(Source information begins)

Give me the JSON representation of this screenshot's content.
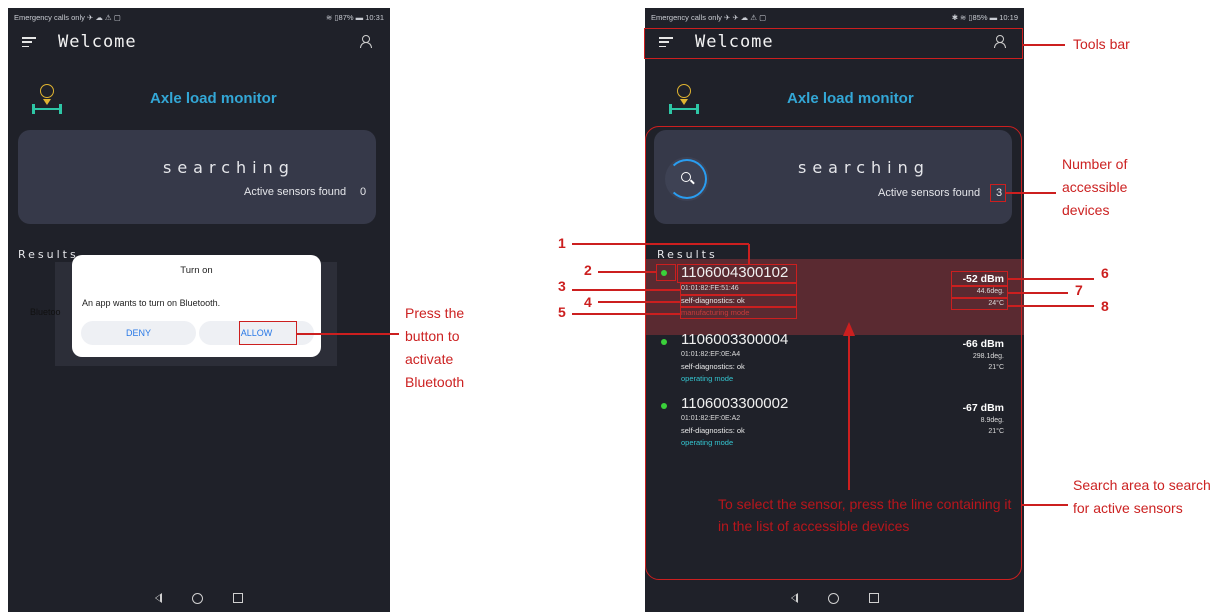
{
  "left_screen": {
    "status_left": "Emergency calls only ✈ ☁ ⚠ ▢",
    "status_right": "≋ ▯87% ▬ 10:31",
    "app_title": "Welcome",
    "brand": "Axle load monitor",
    "searching": "searching",
    "active_sensors_label": "Active sensors found",
    "active_sensors_count": "0",
    "results_label": "Results",
    "partial_text": "Bluetoo",
    "dialog": {
      "title": "Turn on",
      "message": "An app wants to turn on Bluetooth.",
      "deny": "DENY",
      "allow": "ALLOW"
    }
  },
  "right_screen": {
    "status_left": "Emergency calls only ✈ ✈ ☁ ⚠ ▢",
    "status_right": "✱ ≋ ▯85% ▬ 10:19",
    "app_title": "Welcome",
    "brand": "Axle load monitor",
    "searching": "searching",
    "active_sensors_label": "Active sensors found",
    "active_sensors_count": "3",
    "results_label": "Results",
    "sensors": [
      {
        "id": "1106004300102",
        "mac": "01:01:82:FE:51:46",
        "diag": "self-diagnostics: ok",
        "mode": "manufacturing mode",
        "rssi": "-52 dBm",
        "angle": "44.6deg.",
        "temp": "24°C"
      },
      {
        "id": "1106003300004",
        "mac": "01:01:82:EF:0E:A4",
        "diag": "self-diagnostics: ok",
        "mode": "operating mode",
        "rssi": "-66 dBm",
        "angle": "298.1deg.",
        "temp": "21°C"
      },
      {
        "id": "1106003300002",
        "mac": "01:01:82:EF:0E:A2",
        "diag": "self-diagnostics: ok",
        "mode": "operating mode",
        "rssi": "-67 dBm",
        "angle": "8.9deg.",
        "temp": "21°C"
      }
    ],
    "select_hint": "To select the sensor, press the line containing it in the list of accessible devices"
  },
  "annotations": {
    "press_button": "Press the button to activate Bluetooth",
    "tools_bar": "Tools bar",
    "number_devices": "Number of accessible devices",
    "search_area": "Search area to search for active sensors",
    "n1": "1",
    "n2": "2",
    "n3": "3",
    "n4": "4",
    "n5": "5",
    "n6": "6",
    "n7": "7",
    "n8": "8"
  },
  "colors": {
    "screen_bg": "#1f2129",
    "card_bg": "#363949",
    "accent_blue": "#33a7d6",
    "annotation_red": "#cc1f1f",
    "status_green": "#3ad13a",
    "mode_teal": "#34c6d1"
  }
}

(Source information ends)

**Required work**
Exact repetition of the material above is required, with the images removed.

**Output below**
Give me the JSON representation of this screenshot's content.
{
  "left_screen": {
    "status_left": "Emergency calls only ✈ ☁ ⚠ ▢",
    "status_right": "≋ ▯87% ▬ 10:31",
    "app_title": "Welcome",
    "brand": "Axle load monitor",
    "searching": "searching",
    "active_sensors_label": "Active sensors found",
    "active_sensors_count": "0",
    "results_label": "Results",
    "partial_text": "Bluetoo",
    "dialog": {
      "title": "Turn on",
      "message": "An app wants to turn on Bluetooth.",
      "deny": "DENY",
      "allow": "ALLOW"
    }
  },
  "right_screen": {
    "status_left": "Emergency calls only ✈ ✈ ☁ ⚠ ▢",
    "status_right": "✱ ≋ ▯85% ▬ 10:19",
    "app_title": "Welcome",
    "brand": "Axle load monitor",
    "searching": "searching",
    "active_sensors_label": "Active sensors found",
    "active_sensors_count": "3",
    "results_label": "Results",
    "sensors": [
      {
        "id": "1106004300102",
        "mac": "01:01:82:FE:51:46",
        "diag": "self-diagnostics: ok",
        "mode": "manufacturing mode",
        "rssi": "-52 dBm",
        "angle": "44.6deg.",
        "temp": "24°C"
      },
      {
        "id": "1106003300004",
        "mac": "01:01:82:EF:0E:A4",
        "diag": "self-diagnostics: ok",
        "mode": "operating mode",
        "rssi": "-66 dBm",
        "angle": "298.1deg.",
        "temp": "21°C"
      },
      {
        "id": "1106003300002",
        "mac": "01:01:82:EF:0E:A2",
        "diag": "self-diagnostics: ok",
        "mode": "operating mode",
        "rssi": "-67 dBm",
        "angle": "8.9deg.",
        "temp": "21°C"
      }
    ],
    "select_hint": "To select the sensor, press the line containing it in the list of accessible devices"
  },
  "annotations": {
    "press_button": "Press the button to activate Bluetooth",
    "tools_bar": "Tools bar",
    "number_devices": "Number of accessible devices",
    "search_area": "Search area to search for active sensors",
    "n1": "1",
    "n2": "2",
    "n3": "3",
    "n4": "4",
    "n5": "5",
    "n6": "6",
    "n7": "7",
    "n8": "8"
  },
  "colors": {
    "screen_bg": "#1f2129",
    "card_bg": "#363949",
    "accent_blue": "#33a7d6",
    "annotation_red": "#cc1f1f",
    "status_green": "#3ad13a",
    "mode_teal": "#34c6d1"
  }
}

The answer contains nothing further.